Before autonomous vehicles can fully be integrated into our roads, a massive amount of testing must take place. This is being done in a handful of ways, but perhaps the most effective is the approach by the Mcity team in Michigan.
A model city complete with traffic lights, fake pedestrians, street signs, buildings, even bike lanes and fire hydrants, Mcity opened for business in 2015. While UBER and Waymo (formerly the Google self-driving car project) continue to conduct long mileage testing around the globe, Mcity is tackling the most difficult autonomous driving situations head on at its 32-acre closed testing facility, such as how to handle blind turns, pedestrian crossings, and highway overpasses.
Since Mcity’s launch, the conversation around self-driving vehicles has changed in North America: Most accept that the revolution is coming, but a chorus of voices continues to call for increased testing and safety measures. Despite that fact that a few hundred autonomous vehicles have driven millions of miles with comparatively fewer accidents (3.2 accidents per million miles, vs. 4.2 per million miles for regular cars) policy makers and the general public have yet to be fully convinced.
The program’s director, Dr. Huei Peng, who leads a team backed by over 60 technology and industry partners, explained in a phone interview that Mcity is driven by improving road safety.
He believes that driving is a distraction from our lives and that autonomous cars will allow us to focus on other parts. According to Peng, roads will remain dangerous as long as humans are behind the wheel—think texting while driving, road rage, and drunk drivers.
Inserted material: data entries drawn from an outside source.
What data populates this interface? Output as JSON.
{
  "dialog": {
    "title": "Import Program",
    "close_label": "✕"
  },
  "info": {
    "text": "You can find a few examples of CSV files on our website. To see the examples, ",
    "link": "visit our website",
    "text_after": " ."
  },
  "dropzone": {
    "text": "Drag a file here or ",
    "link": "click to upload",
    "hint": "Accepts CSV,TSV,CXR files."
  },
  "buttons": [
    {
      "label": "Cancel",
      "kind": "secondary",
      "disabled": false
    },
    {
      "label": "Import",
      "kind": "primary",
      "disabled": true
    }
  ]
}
Peng and his team are fixated on the numbers—especially the 1.3 million deaths on roads worldwide last year.
“See, the thing about humans is that we are good when we are good. Otherwise, we are deadly,” he said.
Peng and his team are currently testing Direct Short-Range Communication (DSRC) technology-equipped cars that talk to each other to navigate potentially hazardous situations. DSRC hugely advances the “line of sight” detection, creating a world where blind corners are no longer blind.
DSRC will also allow for vehicles to talk to traffic lights and future infrastructure (buildings, signs, etc.), and creates a safeguard when on-board detection fails (if the sun is creating glare on the camera, for example).
I asked Peng if he is worried about these vehicles’ “hackability.” He assured me that since the communication is close range, the odds of someone hacking the vehicle and taking on-board control or accessing data are quite low.
As with any new technology, significant testing must take place before the tech is handed over to the public. However, Peng says that the mileage thresholds set by various experts to test self-driving cars before putting them on the road are unreasonably high. Instead, Peng and the Mcity team use “accelerated testing,” which evaluates the most challenging driving situations such as adverse weather conditions, blind turns, low visibility, and reacting to vehicles that disobey the laws of the road (like blowing through a stop sign).
The team has broken down more than 25 million miles of driving data to identify these trouble areas into components that can be tested or simulated repeatedly. “In this way, just 1,000 miles of testing can yield the equivalent of 300,000 to 100 million miles of real-world driving,” Mcity says on its website.
As it stands, two great concerns remain in the push for automated vehicles: ensuring safe and responsible use, and encouraging widespread adoption. To achieve the urban utopia we all dream of, packed with driverless cars, we’ll need places like Mcity to keep pushing the boundaries of how we test them.